The album Million Birds marks Six Mile Grove’s 20th year together as a band. It’s also the act’s seventh album to date, and it’s a fine one. It’s a release that asks the question, ‘Why aren’t these guys better known?’
Front man Brandon Sampson has a voice a little like Radney Foster’s. This Lyle, MN band’s songs are usually taken at a slower, more deliberate pace. It’s as though these rhythms are suggesting that meaningful conversations take time. Same goes with music. They’re in no hurry to spit out their thoughts, haphazardly, like a young punk band.

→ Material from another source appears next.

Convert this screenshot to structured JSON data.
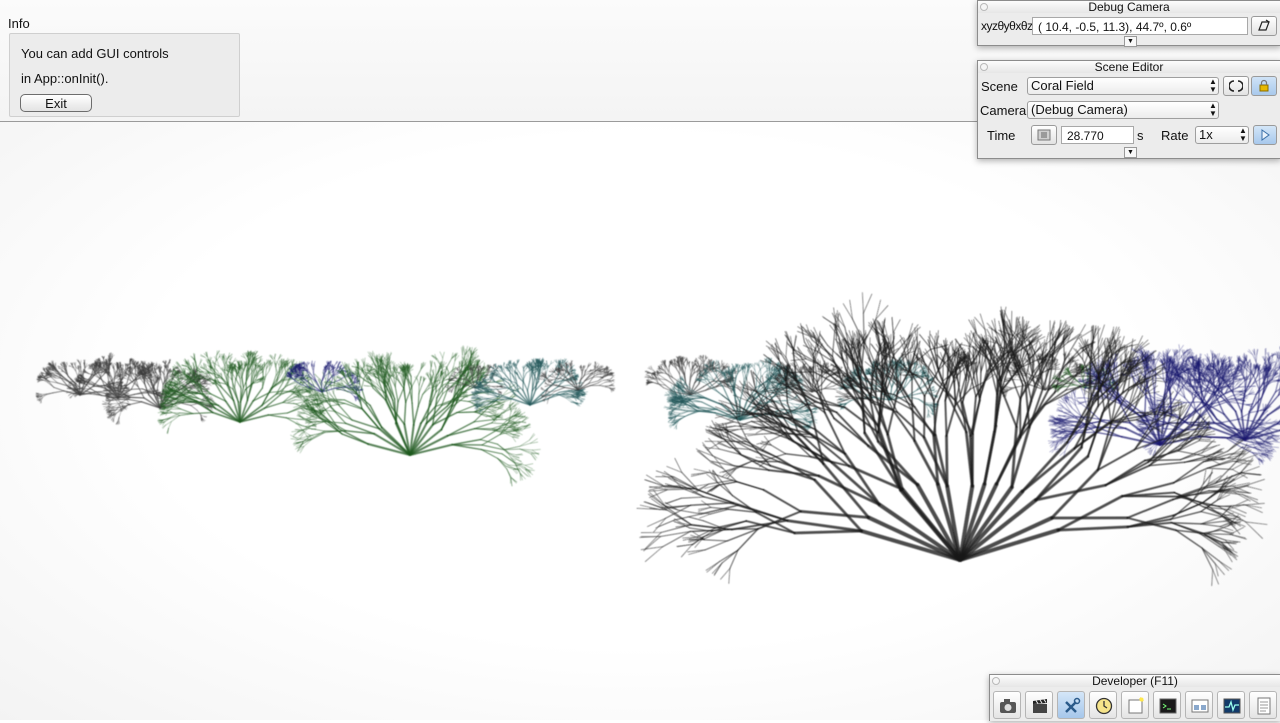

They’ve been around the block a few times already and know a thing or two about the art of musical conversation. “Shame on Us,” for instance – especially with its subtle steel guitar – rolls with a warming country groove. “Not My Fault” picks up the pace for a song about the way friends react when bad things happen to good people. Even though these friends attempt to reassure him that what’s happened to him isn’t his fault, such reassurances simply don’t make him feel much better – at least not in the short term.
It’s easy to love how smartly this band makes its points. For example, “Money Doesn’t Matter” is built upon a series of rhetorical questions. This is intelligent music. Not because the group uses a bunch of big words. They don’t need to. Instead, there is an emotional intelligence running through these songs that reveal how they’ve thought out these lyrics before putting pen to paper and words to music.
A song called “Damned If I Do” is one of the album’s quietest moments. Arranged over a finger-picked guitar part, and colored with sweet steel guitar, it finds Sampson singing reflectively about a past relationship.
The album closes with “Goodbye to the Loneliness,” which is one of the album’s few upbeat songs. It’s structured around a slightly boogieing instrumental bed. It’s a little like BTO’s “Takin’ Care of Business,” in fact.
The album’s title track is a love song. It begins, strangely enough, by talking about life in outer space, like the stories Sampson heard as a young boy. He’s thinking about these stories because he’s longing for a place to hide away with his girl.
Six Mile Grove’s music is distinctly country, although those that only listen to mainstream country radio likely won’t recognize it as such. This is because the group only uses elements featured in traditional country songs. You won’t hear any of those annoying finger-snap beats, nor will you hear loud, pounding percussion and hard rock guitars. These players don’t need these annoying over-doing-it elements to gain attention for their songs. Instead, these brainy and heartfelt songs apply a whole lot more subtlety to their arrangements.
You just don’t hear the sort of honesty expressed with the song “Shame On Us” on the radio any more. On it, Sampson sings of trying like hell to hold on. It’s refreshing to find someone unwilling to mince words. He’s telling it exactly how it is, and such confessional writing is startling in is vulnerability.
Maybe you’re tired of today’s overly shallow music. If so, Million Birds is for you.